Ember.js burns through to 1.0

0cf15665a9146ba852bf042b0652780aOver the weekend, the Ember.js team announced the final release of Ember.js 1.0 after two and a half years in development. The big thing with Ember.js is that it aims to get back to a web where URLs were sharable and bookmarkable and away from the modern idiom for webapps of one URL and the server saving logins and state. In the process of creating that, the developers also put together auto-updating Handlbars templates that keep themselves up to date when the underlying data model changes, added Web-Component-like custom HTML tags and made the process of JSON to field mapping easy.

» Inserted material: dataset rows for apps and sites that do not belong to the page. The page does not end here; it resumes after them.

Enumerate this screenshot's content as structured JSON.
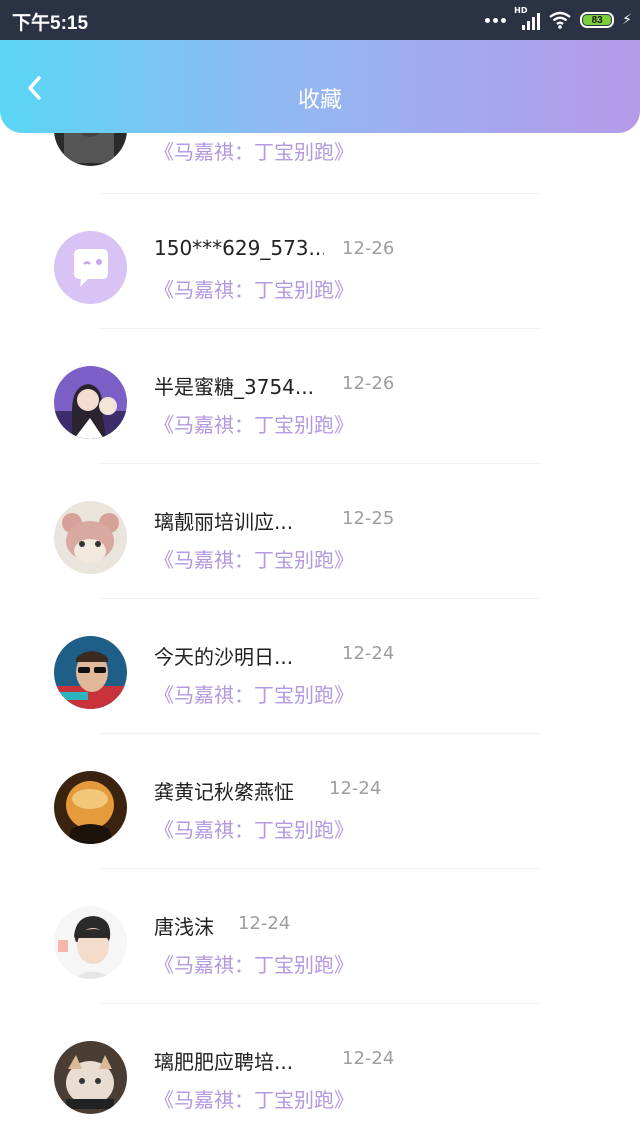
{
  "status_bar": {
    "time": "下午5:15",
    "signal_label": "HD",
    "battery": "83"
  },
  "header": {
    "title": "收藏"
  },
  "list": [
    {
      "name": "",
      "date": "",
      "subtitle": "《马嘉祺：丁宝别跑》",
      "avatar": "dark-photo-avatar"
    },
    {
      "name": "150***629_573...",
      "date": "12-26",
      "subtitle": "《马嘉祺：丁宝别跑》",
      "avatar": "default-chat-avatar"
    },
    {
      "name": "半是蜜糖_3754...",
      "date": "12-26",
      "subtitle": "《马嘉祺：丁宝别跑》",
      "avatar": "girl-photo-avatar"
    },
    {
      "name": "璃靓丽培训应...",
      "date": "12-25",
      "subtitle": "《马嘉祺：丁宝别跑》",
      "avatar": "bear-cat-avatar"
    },
    {
      "name": "今天的沙明日...",
      "date": "12-24",
      "subtitle": "《马嘉祺：丁宝别跑》",
      "avatar": "sunglasses-man-avatar"
    },
    {
      "name": "龚黄记秋綮燕怔",
      "date": "12-24",
      "subtitle": "《马嘉祺：丁宝别跑》",
      "avatar": "glass-sphere-avatar"
    },
    {
      "name": "唐浅沫",
      "date": "12-24",
      "subtitle": "《马嘉祺：丁宝别跑》",
      "avatar": "boy-drawing-avatar"
    },
    {
      "name": "璃肥肥应聘培...",
      "date": "12-24",
      "subtitle": "《马嘉祺：丁宝别跑》",
      "avatar": "cat-meme-avatar"
    }
  ],
  "colors": {
    "header_start": "#5bd6f4",
    "header_end": "#b59ae8",
    "subtitle": "#b498e0",
    "date": "#9e9e9e"
  }
}
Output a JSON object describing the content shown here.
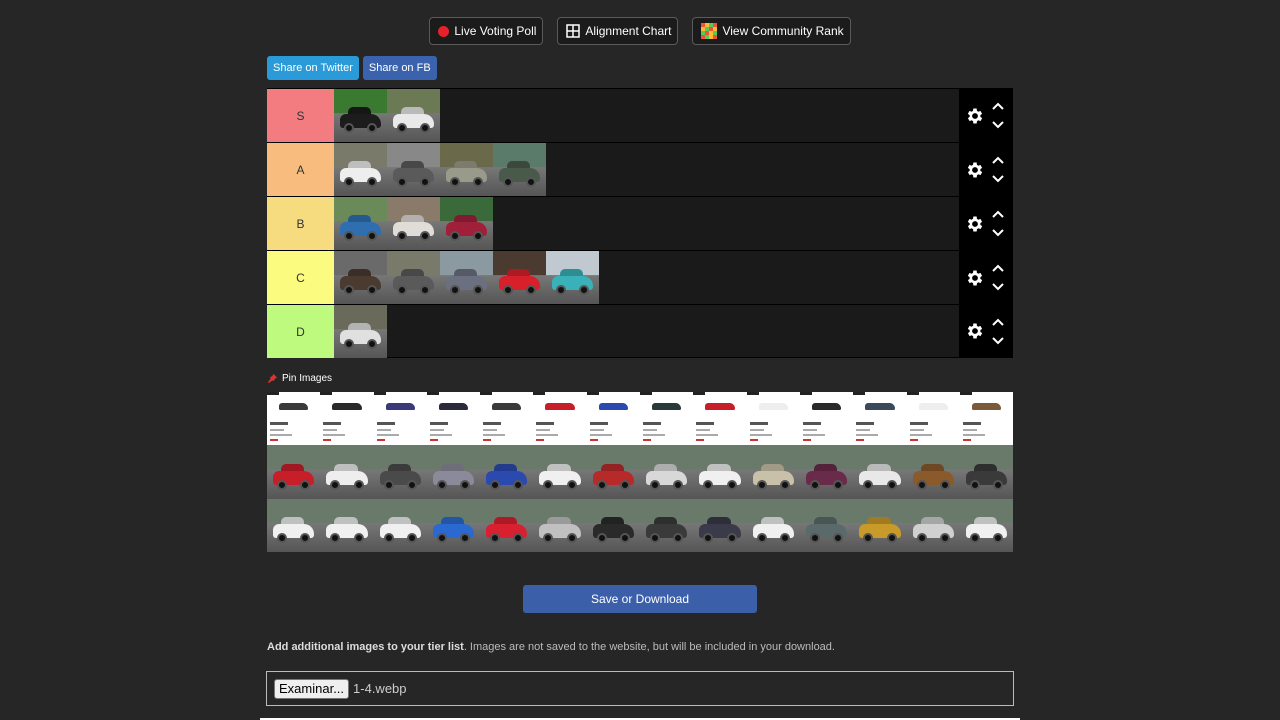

Explaining that they had picked out a push back against the big HTML-abstracting frameworks, heading towards what they felt were simplistic abstractions in microframeworks, the developers set a course to come up with a new platform which took care of the complexity using HTML, CSS and JavaScript, and not trying to pretend they weren’t there. It was when they were heading down this path that they realised that it wasn’t just what was displayed in the browser but how it could be navigated to that they came up with the idea of using the URL and took the big step of rebooting the development process to make the URL king of the framework. That change has paid off and with 1.0 they feel they are in a good place. The APIs won’t have breaking changes now till 2.0 which they “don’t anticipate happening for some time”.

The road to 1.0 has seen the router enhanced, the groundwork done for adding modules in the future, the basics of a testing framework, a Chrome extension that handles inspecting Ember in the browser and the first beta of Ember Data 1.0, a rebooted data-layer codenamed jj-abrams. There’s also much activity in the Ember community as Ember 1.0 arrives and the development process switches to a new release every six weeks.

Ember.js essentials: